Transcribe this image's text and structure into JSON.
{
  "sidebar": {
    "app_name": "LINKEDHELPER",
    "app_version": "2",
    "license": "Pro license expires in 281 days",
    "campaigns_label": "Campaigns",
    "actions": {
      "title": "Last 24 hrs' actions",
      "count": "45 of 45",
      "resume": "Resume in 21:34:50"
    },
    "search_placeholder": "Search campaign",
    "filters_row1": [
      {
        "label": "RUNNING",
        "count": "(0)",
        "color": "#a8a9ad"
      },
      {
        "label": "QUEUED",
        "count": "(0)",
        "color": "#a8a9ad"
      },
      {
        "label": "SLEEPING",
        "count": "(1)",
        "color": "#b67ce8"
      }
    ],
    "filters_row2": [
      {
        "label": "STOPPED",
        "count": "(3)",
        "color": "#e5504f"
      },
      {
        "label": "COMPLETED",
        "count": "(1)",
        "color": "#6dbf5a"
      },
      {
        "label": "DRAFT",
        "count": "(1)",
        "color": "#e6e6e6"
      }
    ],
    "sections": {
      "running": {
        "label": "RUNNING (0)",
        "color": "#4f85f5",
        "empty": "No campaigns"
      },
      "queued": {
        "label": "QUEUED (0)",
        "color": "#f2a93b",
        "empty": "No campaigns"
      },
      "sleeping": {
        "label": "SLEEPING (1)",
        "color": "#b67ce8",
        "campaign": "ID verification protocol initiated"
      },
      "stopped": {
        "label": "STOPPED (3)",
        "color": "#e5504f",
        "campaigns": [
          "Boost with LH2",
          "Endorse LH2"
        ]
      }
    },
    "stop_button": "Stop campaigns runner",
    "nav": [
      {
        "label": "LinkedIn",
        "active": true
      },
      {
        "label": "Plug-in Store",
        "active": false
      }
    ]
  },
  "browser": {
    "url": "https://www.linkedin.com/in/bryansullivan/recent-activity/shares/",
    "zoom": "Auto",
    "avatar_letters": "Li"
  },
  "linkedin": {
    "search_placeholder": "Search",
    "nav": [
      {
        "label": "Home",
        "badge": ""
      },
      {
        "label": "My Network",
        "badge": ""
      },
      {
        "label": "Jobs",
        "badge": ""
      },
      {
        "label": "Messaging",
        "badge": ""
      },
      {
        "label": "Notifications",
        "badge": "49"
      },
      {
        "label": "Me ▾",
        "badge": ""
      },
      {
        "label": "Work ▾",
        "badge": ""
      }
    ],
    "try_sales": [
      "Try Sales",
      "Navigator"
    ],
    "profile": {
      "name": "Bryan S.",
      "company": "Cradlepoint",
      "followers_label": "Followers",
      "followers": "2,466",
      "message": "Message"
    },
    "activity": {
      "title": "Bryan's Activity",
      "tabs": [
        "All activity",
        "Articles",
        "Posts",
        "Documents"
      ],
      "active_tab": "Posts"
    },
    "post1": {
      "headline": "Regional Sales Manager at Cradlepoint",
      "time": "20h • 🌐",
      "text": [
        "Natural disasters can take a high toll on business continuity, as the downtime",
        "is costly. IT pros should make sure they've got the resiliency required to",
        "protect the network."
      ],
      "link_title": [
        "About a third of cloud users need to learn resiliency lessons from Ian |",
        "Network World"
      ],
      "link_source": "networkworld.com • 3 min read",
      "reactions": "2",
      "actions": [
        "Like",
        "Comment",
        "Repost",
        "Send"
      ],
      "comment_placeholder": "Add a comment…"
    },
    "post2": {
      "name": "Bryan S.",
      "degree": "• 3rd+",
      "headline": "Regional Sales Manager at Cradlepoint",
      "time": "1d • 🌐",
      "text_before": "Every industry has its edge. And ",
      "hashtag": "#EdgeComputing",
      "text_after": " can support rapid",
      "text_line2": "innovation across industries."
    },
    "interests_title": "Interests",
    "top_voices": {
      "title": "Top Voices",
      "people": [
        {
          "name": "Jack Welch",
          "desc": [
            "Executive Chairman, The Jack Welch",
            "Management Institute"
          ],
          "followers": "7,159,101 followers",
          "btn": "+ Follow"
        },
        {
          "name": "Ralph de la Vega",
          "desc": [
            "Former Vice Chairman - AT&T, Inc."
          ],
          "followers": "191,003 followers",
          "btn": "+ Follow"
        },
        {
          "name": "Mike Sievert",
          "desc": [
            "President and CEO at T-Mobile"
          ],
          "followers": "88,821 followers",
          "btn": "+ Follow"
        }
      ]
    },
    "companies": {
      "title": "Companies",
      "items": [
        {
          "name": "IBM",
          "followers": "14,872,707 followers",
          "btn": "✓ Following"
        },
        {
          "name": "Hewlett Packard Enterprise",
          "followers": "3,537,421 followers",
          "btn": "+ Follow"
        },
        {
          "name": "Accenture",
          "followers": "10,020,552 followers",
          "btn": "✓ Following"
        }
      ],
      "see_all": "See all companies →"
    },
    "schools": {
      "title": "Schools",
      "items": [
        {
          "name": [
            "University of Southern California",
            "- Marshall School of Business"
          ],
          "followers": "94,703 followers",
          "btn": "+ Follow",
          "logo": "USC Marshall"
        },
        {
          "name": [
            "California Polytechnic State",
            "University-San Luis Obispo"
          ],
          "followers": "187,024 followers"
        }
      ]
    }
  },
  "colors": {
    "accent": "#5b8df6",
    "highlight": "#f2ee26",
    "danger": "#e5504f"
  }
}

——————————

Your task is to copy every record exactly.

Transcribe this image's text and structure into JSON.
{
  "sidebar": {
    "app_name": "LINKEDHELPER",
    "app_version": "2",
    "license": "Pro license expires in 281 days",
    "campaigns_label": "Campaigns",
    "actions": {
      "title": "Last 24 hrs' actions",
      "count": "45 of 45",
      "resume": "Resume in 21:34:50"
    },
    "search_placeholder": "Search campaign",
    "filters_row1": [
      {
        "label": "RUNNING",
        "count": "(0)",
        "color": "#a8a9ad"
      },
      {
        "label": "QUEUED",
        "count": "(0)",
        "color": "#a8a9ad"
      },
      {
        "label": "SLEEPING",
        "count": "(1)",
        "color": "#b67ce8"
      }
    ],
    "filters_row2": [
      {
        "label": "STOPPED",
        "count": "(3)",
        "color": "#e5504f"
      },
      {
        "label": "COMPLETED",
        "count": "(1)",
        "color": "#6dbf5a"
      },
      {
        "label": "DRAFT",
        "count": "(1)",
        "color": "#e6e6e6"
      }
    ],
    "sections": {
      "running": {
        "label": "RUNNING (0)",
        "color": "#4f85f5",
        "empty": "No campaigns"
      },
      "queued": {
        "label": "QUEUED (0)",
        "color": "#f2a93b",
        "empty": "No campaigns"
      },
      "sleeping": {
        "label": "SLEEPING (1)",
        "color": "#b67ce8",
        "campaign": "ID verification protocol initiated"
      },
      "stopped": {
        "label": "STOPPED (3)",
        "color": "#e5504f",
        "campaigns": [
          "Boost with LH2",
          "Endorse LH2"
        ]
      }
    },
    "stop_button": "Stop campaigns runner",
    "nav": [
      {
        "label": "LinkedIn",
        "active": true
      },
      {
        "label": "Plug-in Store",
        "active": false
      }
    ]
  },
  "browser": {
    "url": "https://www.linkedin.com/in/bryansullivan/recent-activity/shares/",
    "zoom": "Auto",
    "avatar_letters": "Li"
  },
  "linkedin": {
    "search_placeholder": "Search",
    "nav": [
      {
        "label": "Home",
        "badge": ""
      },
      {
        "label": "My Network",
        "badge": ""
      },
      {
        "label": "Jobs",
        "badge": ""
      },
      {
        "label": "Messaging",
        "badge": ""
      },
      {
        "label": "Notifications",
        "badge": "49"
      },
      {
        "label": "Me ▾",
        "badge": ""
      },
      {
        "label": "Work ▾",
        "badge": ""
      }
    ],
    "try_sales": [
      "Try Sales",
      "Navigator"
    ],
    "profile": {
      "name": "Bryan S.",
      "company": "Cradlepoint",
      "followers_label": "Followers",
      "followers": "2,466",
      "message": "Message"
    },
    "activity": {
      "title": "Bryan's Activity",
      "tabs": [
        "All activity",
        "Articles",
        "Posts",
        "Documents"
      ],
      "active_tab": "Posts"
    },
    "post1": {
      "headline": "Regional Sales Manager at Cradlepoint",
      "time": "20h • 🌐",
      "text": [
        "Natural disasters can take a high toll on business continuity, as the downtime",
        "is costly. IT pros should make sure they've got the resiliency required to",
        "protect the network."
      ],
      "link_title": [
        "About a third of cloud users need to learn resiliency lessons from Ian |",
        "Network World"
      ],
      "link_source": "networkworld.com • 3 min read",
      "reactions": "2",
      "actions": [
        "Like",
        "Comment",
        "Repost",
        "Send"
      ],
      "comment_placeholder": "Add a comment…"
    },
    "post2": {
      "name": "Bryan S.",
      "degree": "• 3rd+",
      "headline": "Regional Sales Manager at Cradlepoint",
      "time": "1d • 🌐",
      "text_before": "Every industry has its edge. And ",
      "hashtag": "#EdgeComputing",
      "text_after": " can support rapid",
      "text_line2": "innovation across industries."
    },
    "interests_title": "Interests",
    "top_voices": {
      "title": "Top Voices",
      "people": [
        {
          "name": "Jack Welch",
          "desc": [
            "Executive Chairman, The Jack Welch",
            "Management Institute"
          ],
          "followers": "7,159,101 followers",
          "btn": "+ Follow"
        },
        {
          "name": "Ralph de la Vega",
          "desc": [
            "Former Vice Chairman - AT&T, Inc."
          ],
          "followers": "191,003 followers",
          "btn": "+ Follow"
        },
        {
          "name": "Mike Sievert",
          "desc": [
            "President and CEO at T-Mobile"
          ],
          "followers": "88,821 followers",
          "btn": "+ Follow"
        }
      ]
    },
    "companies": {
      "title": "Companies",
      "items": [
        {
          "name": "IBM",
          "followers": "14,872,707 followers",
          "btn": "✓ Following"
        },
        {
          "name": "Hewlett Packard Enterprise",
          "followers": "3,537,421 followers",
          "btn": "+ Follow"
        },
        {
          "name": "Accenture",
          "followers": "10,020,552 followers",
          "btn": "✓ Following"
        }
      ],
      "see_all": "See all companies →"
    },
    "schools": {
      "title": "Schools",
      "items": [
        {
          "name": [
            "University of Southern California",
            "- Marshall School of Business"
          ],
          "followers": "94,703 followers",
          "btn": "+ Follow",
          "logo": "USC Marshall"
        },
        {
          "name": [
            "California Polytechnic State",
            "University-San Luis Obispo"
          ],
          "followers": "187,024 followers"
        }
      ]
    }
  },
  "colors": {
    "accent": "#5b8df6",
    "highlight": "#f2ee26",
    "danger": "#e5504f"
  }
}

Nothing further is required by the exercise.